By Sonia Ahmed | 2 April 2020
Is dubbed as the cultural capital of Japan. In the face of rapid modernization in the country, Kyoto clings to its roots and traditions with Fushimi Inari and its 10,000 Torii gates at the heart of the city's serene gardens, customary tea houses, and traditional dojos.
Built by the Hata family in the 7th century, Fushimi Inari shrine is dedicated to Inari – the Shinto God of rice, associated with wealth and business prosperity. But, its significance to the ancient Japanese spirituality and Shinto martial arts runs deeper.
Spiritual Relation Of Aikido Philosophy to Fushimi Inari-Taisha
The relation of Aikido martial arts and Shinto temple Fushimi Inari runs old and deep; moral teachings and spiritualism forge their mystic connection. In essence, both aim for humans to reach a spiritual stage of highest equality with the spirits, the kami or Shinto gods.
Much like spiritualism, Aikido aims for the development and coordination of mind, body, and spirit. It is a non-competitive martial art for self-defense and self-discovery, developed by O Sensei Morihei Ueshiba. He is the founder of Aikido martial art and established Hombu Dojo in Tokyo in 1928, making it the oldest Aikikai training center in Japan.

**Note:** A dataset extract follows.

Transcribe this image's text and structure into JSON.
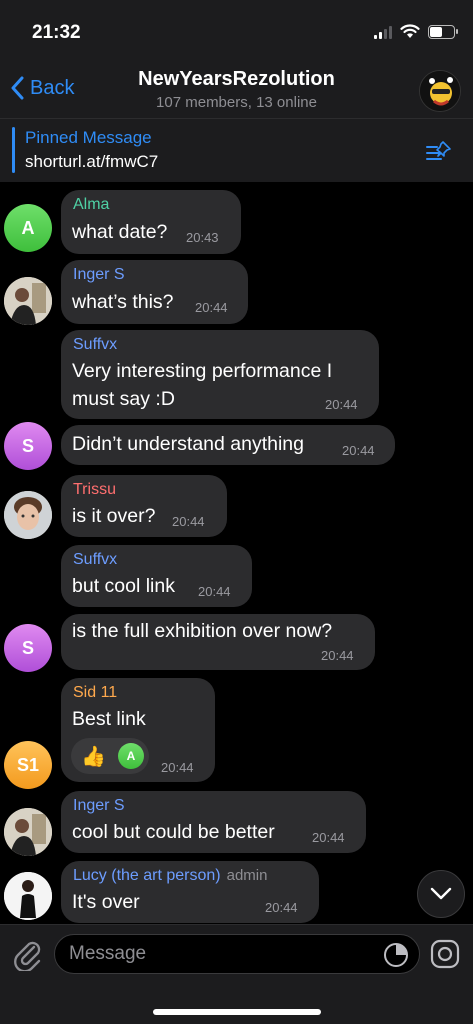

But if you wish to enjoy the life-altering training experience at Fushimi Inari-Taisha under the shadows of Senbon Torii, you can get enrolled in the nearest Aikido Kyoto Dojo in Kyoto.
At this dojo, you can train under world-famous aikidokas and can experience the real depth of Aikido through daily training with experts and students in a culturally diverse and inclusive environment.
Derived from the traditional Shinto martial arts, Aikido's principle is to "evade, redirect or neutralize an attack by using opponents' force against themselves."
This philosophy urges the aikidokas to apply Aiki techniques with compassion and thoughtfulness. As a result, "you will have countless eye-opening encounters, learn about your own self, and refine your ability to judge and make decisions," says Yoko Okamoto, the Dojo-Cho of Aikido Kyoto.
Training with Yoko Okamoto Sensei at Aikido Kyoto Dojos
Kyoto is home to master aikodokas including Japan's most respected female Shihan, Yoko Okamoto. She is the Dojo-Cho i.e., the chief instructor of Aikido Kyoto Dojos.
Source: Bucks County Aikido
Currently, she is 7th Dan and runs this training center with her husband, Chris Mulligan, 6th Dan. With Hombu Dojo as her alma mater, Yoko Okamoto trained under the legendary Kisshomaru Ueshiba, son of O Sensei.
Her Aikido art form is mainly influenced by Seigo Yamaguchi sensei, Christian Tessier Sensei, and Ichiro Shibata sensei.
Since Aikido is a non-competitive budo, the spirit of peace, harmony, and traditional values are reflected in the practice of Aikido.
Aikido Kyoto is an accurate representation of this peaceful diversity and cultural assimilation visualized by O Sensei. With 20% of their enrollment from international students, Aikido Kyoto has students of all ages, countries, cultures, and ethnicities.
Yoko Shihan hopes to impart the essence of Aikido to her students. She inspires them to see beyond the form, clear their minds, and experience the beauty of the moment.
"The source of budo [the martial way] is God's love"… True Budo is to accept the spirit of the universe, keep the peace of the world, correctly produce, protect, and cultivate all beings in nature."
O Sensei - Morihei Ueshiba
She herself trained in Aikikai under different teachers in Japan, France, and the USA. She stresses on the flexibility of the form and encourages her students to internalize Aikido principles and enjoy the freedom it brings instead of trying to be like the teacher.
The campus life is colorful at Aikido Kyoto. Traditional tea ceremonies and Kabuki are arranged regularly to keep things interesting for the younger generation. Besides the fun of visiting beautiful places, training in Kyoto can be a life-altering experience if you wish to explore its spiritual route through numerous shrines, waterfalls, and altars around the Mount Inari.
Considered to be the holy body of the deity Inari, this mountain offers a spectacular chance to take in the breathtaking scenery and indulge in self-reflection through this Shinto martial art.
Hiking to the top at dusk is the best way to avoid visitors and enjoy the solace of Aikido form and mystic experience.